Sunday, October 4, 2009

Family Dinner

It should have been good news. Thirteen years ago parents learned that if they wanted to shield their teenage children from alcohol, tobacco, and drugs, they needed merely to schedule more regular family dinners.

In 1996 Columbia University's National Center on Addiction and Drug Abuse reported this conclusion. Further studies have confirmed their findings. Other researchers have suggested that regular family dinners can also prevent some adolescent eating disorders.

This suggests that adolescents are suffering because their families lack organizational structure. We need to spend less time thinking about whether parents love their children enough and more time encouraging them to organize family life.

As a cure for adolescent malaise, this feels more constructive than pills, talk therapy, mystical journeys of self-discovery, identity crises, and soulful conversations with parents.

Of course, family dinner is also harder. It requires more work, more coordination, and more planning.

You would think that it would all be good news. Not quite. Two days ago the New York Times reported that our therapy culture has taken this simple advice and used it to guilt-trip parents.

When you have learned how to guilt trip yourself and others, constructive suggestions become opportunities to exercise your talent. Link here.

It would be better if we all understood that once the information is out, once people know the importance of these rituals, then it is up to them to work out the details. Or not.

The more important issue concerns why family dinners work.

For my part I am not surprised by this research. Nor was I in 1996.

I emphasized the importance of family dinners in my book on "Saving Face," which slightly predated the original research. When I was working on that book I did not want to look at parent-child relationships in terms of a mother-infant dyad or in terms of psychosexual development. So, I took the more Confucian approach and considered the family as a functioning group, held together by ritual, not by emotional glue.

I wrote: "In a functional family the family dinner serves as a ritual affirmation of group membership. It transforms nourishment from a private experience of consumption into an orderly social event."

I added: "A family is not a romantic idyll in which solidarity is created by covering everyone in love. A child may receive all the love he could ever deal with and still by harmed by not knowing whether anyone will be there when he comes home from school, by not knowing when and with whom he will be having dinner, or by not knowing whether anyone cares about how well he did on his spelling quiz. Erratic evidence of deep affection will not compensate for the insecurity produced by inconsistent behavior."

Insecurity about an uncertain future causes children to look backward with nostalgia. It does not allow them to look forward with optimism.

As the Times article suggests, the value of family dinner does not lie in the deeply meaningful conversations that may or may not take place there. Dinners provide a child with organization, structure, and reconnection. They make him feel that he belongs, thus that he is not simply out there on his own.

I did not think then and I do not think now that the issue should be quality or quantity time.

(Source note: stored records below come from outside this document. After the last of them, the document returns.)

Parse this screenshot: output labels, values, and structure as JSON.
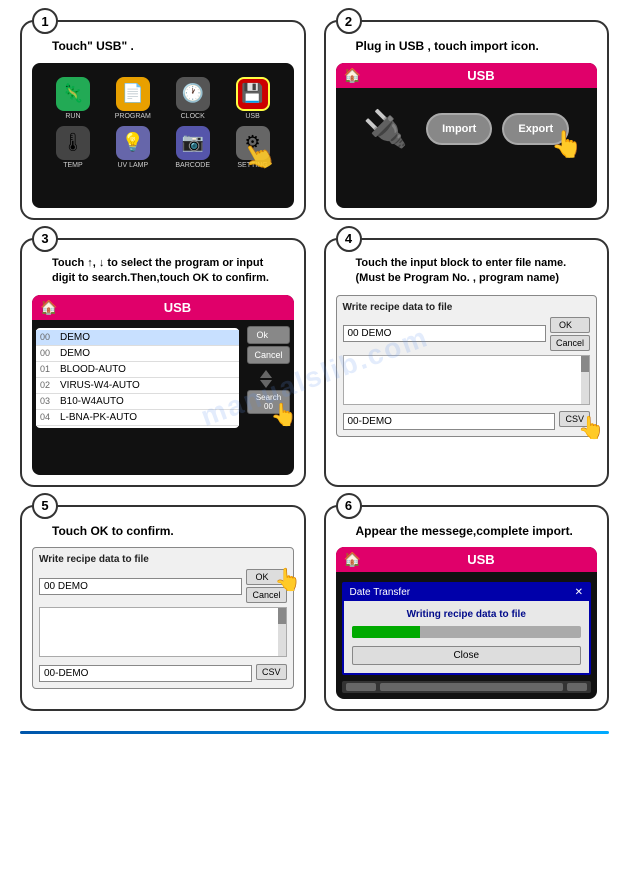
{
  "steps": [
    {
      "number": "1",
      "label": "Touch\" USB\" .",
      "icons": [
        {
          "id": "run",
          "label": "RUN",
          "emoji": "🦎",
          "class": "icon-run"
        },
        {
          "id": "program",
          "label": "PROGRAM",
          "emoji": "📄",
          "class": "icon-program"
        },
        {
          "id": "clock",
          "label": "CLOCK",
          "emoji": "🕐",
          "class": "icon-clock"
        },
        {
          "id": "usb",
          "label": "USB",
          "emoji": "💾",
          "class": "icon-usb"
        },
        {
          "id": "temp",
          "label": "TEMP",
          "emoji": "🌡",
          "class": "icon-temp"
        },
        {
          "id": "uvlamp",
          "label": "UV LAMP",
          "emoji": "💡",
          "class": "icon-uvlamp"
        },
        {
          "id": "barcode",
          "label": "BARCODE",
          "emoji": "📷",
          "class": "icon-barcode"
        },
        {
          "id": "setting",
          "label": "SETTING",
          "emoji": "⚙",
          "class": "icon-setting"
        }
      ]
    },
    {
      "number": "2",
      "label": "Plug in USB , touch import icon.",
      "usb_header": "USB",
      "import_label": "Import",
      "export_label": "Export"
    },
    {
      "number": "3",
      "label": "Touch ↑, ↓ to select the program or input\ndigit to search.Then,touch OK to confirm.",
      "usb_header": "USB",
      "list_items": [
        {
          "num": "00",
          "name": "DEMO"
        },
        {
          "num": "00",
          "name": "DEMO"
        },
        {
          "num": "01",
          "name": "BLOOD-AUTO"
        },
        {
          "num": "02",
          "name": "VIRUS-W4-AUTO"
        },
        {
          "num": "03",
          "name": "B10-W4AUTO"
        },
        {
          "num": "04",
          "name": "L-BNA-PK-AUTO"
        }
      ],
      "ok_label": "Ok",
      "cancel_label": "Cancel",
      "search_label": "Search\n00"
    },
    {
      "number": "4",
      "label": "Touch the input block to enter file name.\n(Must be Program No. , program name)",
      "dialog_title": "Write recipe data to file",
      "input_value": "00  DEMO",
      "bottom_input": "00-DEMO",
      "ok_label": "OK",
      "cancel_label": "Cancel",
      "csv_label": "CSV"
    },
    {
      "number": "5",
      "label": "Touch OK to confirm.",
      "dialog_title": "Write recipe data to file",
      "input_value": "00  DEMO",
      "bottom_input": "00-DEMO",
      "ok_label": "OK",
      "cancel_label": "Cancel",
      "csv_label": "CSV"
    },
    {
      "number": "6",
      "label": "Appear the messege,complete import.",
      "usb_header": "USB",
      "transfer_title": "Date Transfer",
      "transfer_text": "Writing recipe data to file",
      "close_label": "Close"
    }
  ]
}
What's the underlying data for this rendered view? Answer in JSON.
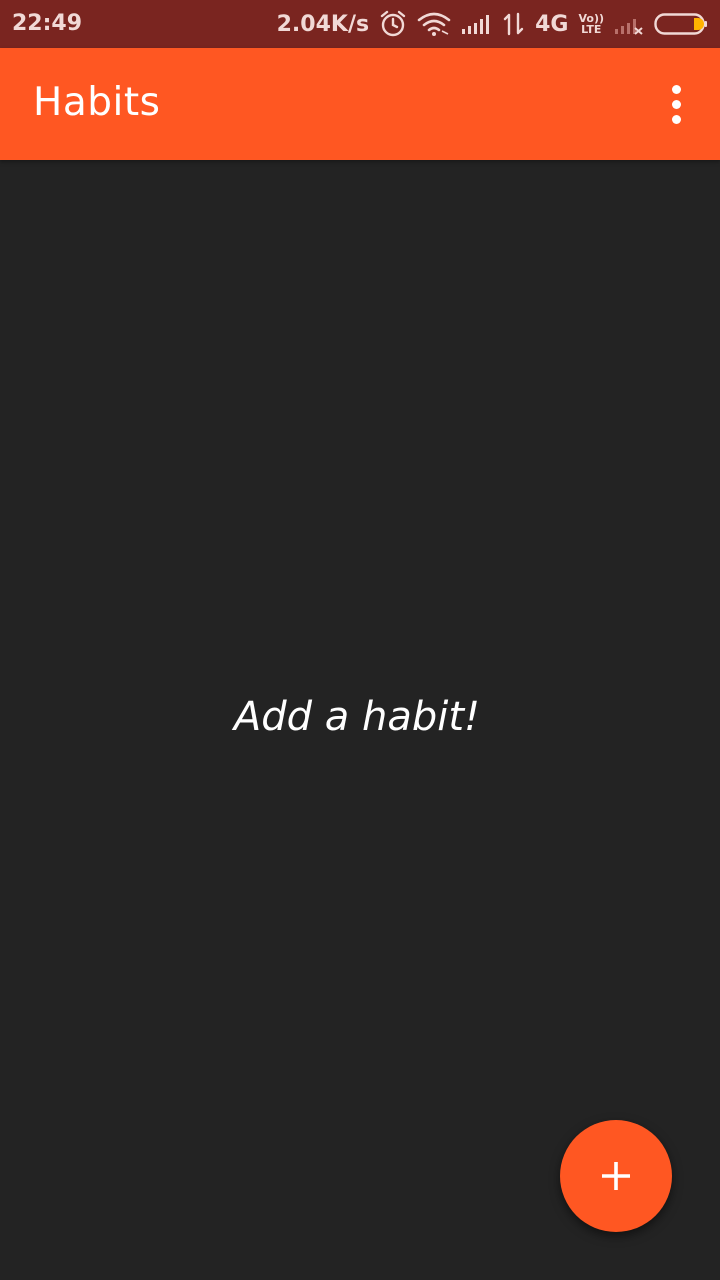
{
  "status_bar": {
    "time": "22:49",
    "net_speed": "2.04K/s",
    "network_type": "4G",
    "volte_top": "Vo))",
    "volte_bottom": "LTE",
    "icons": [
      "alarm-icon",
      "wifi-icon",
      "signal-icon",
      "data-arrows-icon",
      "volte-icon",
      "no-signal-icon",
      "battery-icon"
    ],
    "battery_level": 0.15
  },
  "app_bar": {
    "title": "Habits",
    "menu_icon": "more-vert-icon"
  },
  "main": {
    "empty_message": "Add a habit!"
  },
  "fab": {
    "icon": "add-icon"
  },
  "colors": {
    "primary": "#ff5722",
    "status_bar": "#7a2520",
    "background": "#232323",
    "text": "#ffffff"
  }
}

You may recall that the culture invented the notion of quality time when parental schedules became so full that parents did not have very much time to spend with their children.

Supposedly, increased quality time would compensate for decreased quantity time.

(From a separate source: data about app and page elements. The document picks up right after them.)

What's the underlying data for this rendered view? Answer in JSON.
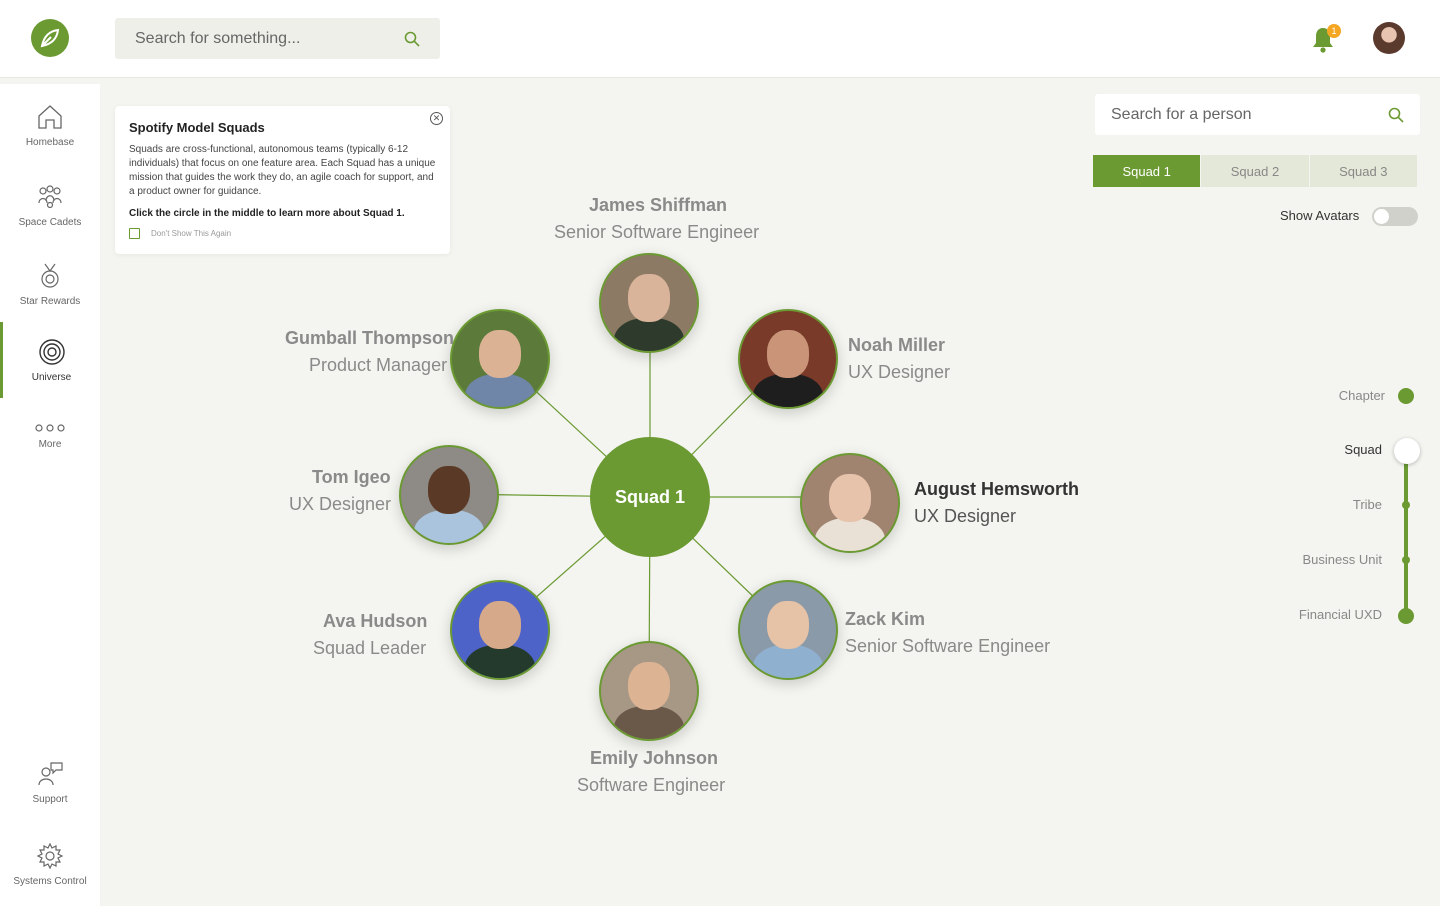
{
  "header": {
    "search_placeholder": "Search for something...",
    "notification_count": "1"
  },
  "sidebar": {
    "items": [
      {
        "label": "Homebase",
        "icon": "home-icon"
      },
      {
        "label": "Space Cadets",
        "icon": "people-icon"
      },
      {
        "label": "Star Rewards",
        "icon": "medal-icon"
      },
      {
        "label": "Universe",
        "icon": "target-icon",
        "active": true
      },
      {
        "label": "More",
        "icon": "more-icon"
      },
      {
        "label": "Support",
        "icon": "support-icon"
      },
      {
        "label": "Systems Control",
        "icon": "gear-icon"
      }
    ]
  },
  "info_card": {
    "title": "Spotify Model Squads",
    "body": "Squads are cross-functional, autonomous teams (typically 6-12 individuals) that focus on one feature area. Each Squad has a unique mission that guides the work they do, an agile coach for support, and a product owner for guidance.",
    "cta": "Click the circle in the middle to learn more about Squad 1.",
    "dont_show": "Don't Show This Again"
  },
  "graph": {
    "center_label": "Squad 1",
    "members": [
      {
        "name": "James Shiffman",
        "role": "Senior Software Engineer"
      },
      {
        "name": "Noah Miller",
        "role": "UX Designer"
      },
      {
        "name": "August Hemsworth",
        "role": "UX Designer",
        "highlighted": true
      },
      {
        "name": "Zack Kim",
        "role": "Senior Software Engineer"
      },
      {
        "name": "Emily Johnson",
        "role": "Software Engineer"
      },
      {
        "name": "Ava Hudson",
        "role": "Squad Leader"
      },
      {
        "name": "Tom Igeo",
        "role": "UX Designer"
      },
      {
        "name": "Gumball Thompson",
        "role": "Product Manager"
      }
    ]
  },
  "right_panel": {
    "search_placeholder": "Search for a person",
    "tabs": [
      "Squad 1",
      "Squad 2",
      "Squad 3"
    ],
    "active_tab": "Squad 1",
    "show_avatars_label": "Show Avatars",
    "show_avatars_on": false,
    "levels": [
      "Chapter",
      "Squad",
      "Tribe",
      "Business Unit",
      "Financial UXD"
    ],
    "active_level": "Squad"
  },
  "colors": {
    "accent": "#6b9a33",
    "badge": "#f5a623",
    "background": "#f4f5f0"
  }
}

Thereby parents were encourage to seek out moments of intense emotional connection.

At the time this seemed shortsighted. It still does. It ignored the child's social being and veered dangerously close to taking the therapy session-- quality time, if ever there was any-- as the prototype of human relationships.

A child who does not have consistent family dinners will lose the sense of belonging to a group, will fail to see how his actions affect others, and will lose control over his impulses.

He might compensate with experiences of intense intimacy, or by experiences of intense sensation. Feeling along and isolated, disconnected from others, demoralized and depressed... a child might need to go to an extreme to connect or to experience pleasure.

Unfortunately, relationships that involve excessive intimacy can never fully provide the feeling of being a functioning social being.

Nor can talk therapy. Isn't talk therapy an excessively intimate experience that is supposed to cure anomie, but that often turns into drama.

As I have suggestion, drama ensues when we seek to use intimate relationships to compensate for a failure to affirm ourselves as social beings.

No comments: